■ **Task brief**
Each entry that appears below should be restated exactly as it is.

Component data from apps and pages:
════════

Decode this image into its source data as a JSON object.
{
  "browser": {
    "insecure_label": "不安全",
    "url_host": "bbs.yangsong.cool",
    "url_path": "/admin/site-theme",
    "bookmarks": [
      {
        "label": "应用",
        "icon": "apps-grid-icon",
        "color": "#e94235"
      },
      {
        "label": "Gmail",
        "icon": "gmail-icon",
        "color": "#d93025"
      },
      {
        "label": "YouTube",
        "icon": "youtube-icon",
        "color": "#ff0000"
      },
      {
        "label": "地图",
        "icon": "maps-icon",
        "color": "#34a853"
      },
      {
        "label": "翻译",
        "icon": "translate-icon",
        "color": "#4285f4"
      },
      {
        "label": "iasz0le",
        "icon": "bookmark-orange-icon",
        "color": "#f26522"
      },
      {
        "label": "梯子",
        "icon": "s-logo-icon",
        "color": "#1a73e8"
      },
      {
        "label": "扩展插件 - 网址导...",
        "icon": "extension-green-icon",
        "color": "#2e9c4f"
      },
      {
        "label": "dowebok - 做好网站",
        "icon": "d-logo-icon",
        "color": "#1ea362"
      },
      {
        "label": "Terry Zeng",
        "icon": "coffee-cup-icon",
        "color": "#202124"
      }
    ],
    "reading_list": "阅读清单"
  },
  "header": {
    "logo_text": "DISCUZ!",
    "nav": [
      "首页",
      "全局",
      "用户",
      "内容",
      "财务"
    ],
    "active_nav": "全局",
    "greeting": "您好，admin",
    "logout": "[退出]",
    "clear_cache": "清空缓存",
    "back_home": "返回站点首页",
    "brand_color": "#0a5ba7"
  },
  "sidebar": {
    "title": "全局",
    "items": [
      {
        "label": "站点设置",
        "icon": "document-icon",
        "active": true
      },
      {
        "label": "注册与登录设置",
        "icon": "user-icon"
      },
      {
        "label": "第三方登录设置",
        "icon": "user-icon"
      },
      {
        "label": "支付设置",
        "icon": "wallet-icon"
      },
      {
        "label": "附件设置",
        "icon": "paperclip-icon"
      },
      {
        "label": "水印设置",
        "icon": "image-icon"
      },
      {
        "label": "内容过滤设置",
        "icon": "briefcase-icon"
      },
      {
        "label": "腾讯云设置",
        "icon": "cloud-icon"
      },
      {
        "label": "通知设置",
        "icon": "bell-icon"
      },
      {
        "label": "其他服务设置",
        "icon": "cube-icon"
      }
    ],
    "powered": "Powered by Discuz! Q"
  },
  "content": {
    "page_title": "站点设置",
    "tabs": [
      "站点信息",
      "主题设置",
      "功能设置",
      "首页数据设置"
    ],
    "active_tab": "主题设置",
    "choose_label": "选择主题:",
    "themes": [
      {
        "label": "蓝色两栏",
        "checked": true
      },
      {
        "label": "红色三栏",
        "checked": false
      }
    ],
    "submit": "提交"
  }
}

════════

■ **Answer box**
Decode this image into its source data as a JSON object.
{
  "browser": {
    "insecure_label": "不安全",
    "url_host": "bbs.yangsong.cool",
    "url_path": "/admin/site-theme",
    "bookmarks": [
      {
        "label": "应用",
        "icon": "apps-grid-icon",
        "color": "#e94235"
      },
      {
        "label": "Gmail",
        "icon": "gmail-icon",
        "color": "#d93025"
      },
      {
        "label": "YouTube",
        "icon": "youtube-icon",
        "color": "#ff0000"
      },
      {
        "label": "地图",
        "icon": "maps-icon",
        "color": "#34a853"
      },
      {
        "label": "翻译",
        "icon": "translate-icon",
        "color": "#4285f4"
      },
      {
        "label": "iasz0le",
        "icon": "bookmark-orange-icon",
        "color": "#f26522"
      },
      {
        "label": "梯子",
        "icon": "s-logo-icon",
        "color": "#1a73e8"
      },
      {
        "label": "扩展插件 - 网址导...",
        "icon": "extension-green-icon",
        "color": "#2e9c4f"
      },
      {
        "label": "dowebok - 做好网站",
        "icon": "d-logo-icon",
        "color": "#1ea362"
      },
      {
        "label": "Terry Zeng",
        "icon": "coffee-cup-icon",
        "color": "#202124"
      }
    ],
    "reading_list": "阅读清单"
  },
  "header": {
    "logo_text": "DISCUZ!",
    "nav": [
      "首页",
      "全局",
      "用户",
      "内容",
      "财务"
    ],
    "active_nav": "全局",
    "greeting": "您好，admin",
    "logout": "[退出]",
    "clear_cache": "清空缓存",
    "back_home": "返回站点首页",
    "brand_color": "#0a5ba7"
  },
  "sidebar": {
    "title": "全局",
    "items": [
      {
        "label": "站点设置",
        "icon": "document-icon",
        "active": true
      },
      {
        "label": "注册与登录设置",
        "icon": "user-icon"
      },
      {
        "label": "第三方登录设置",
        "icon": "user-icon"
      },
      {
        "label": "支付设置",
        "icon": "wallet-icon"
      },
      {
        "label": "附件设置",
        "icon": "paperclip-icon"
      },
      {
        "label": "水印设置",
        "icon": "image-icon"
      },
      {
        "label": "内容过滤设置",
        "icon": "briefcase-icon"
      },
      {
        "label": "腾讯云设置",
        "icon": "cloud-icon"
      },
      {
        "label": "通知设置",
        "icon": "bell-icon"
      },
      {
        "label": "其他服务设置",
        "icon": "cube-icon"
      }
    ],
    "powered": "Powered by Discuz! Q"
  },
  "content": {
    "page_title": "站点设置",
    "tabs": [
      "站点信息",
      "主题设置",
      "功能设置",
      "首页数据设置"
    ],
    "active_tab": "主题设置",
    "choose_label": "选择主题:",
    "themes": [
      {
        "label": "蓝色两栏",
        "checked": true
      },
      {
        "label": "红色三栏",
        "checked": false
      }
    ],
    "submit": "提交"
  }
}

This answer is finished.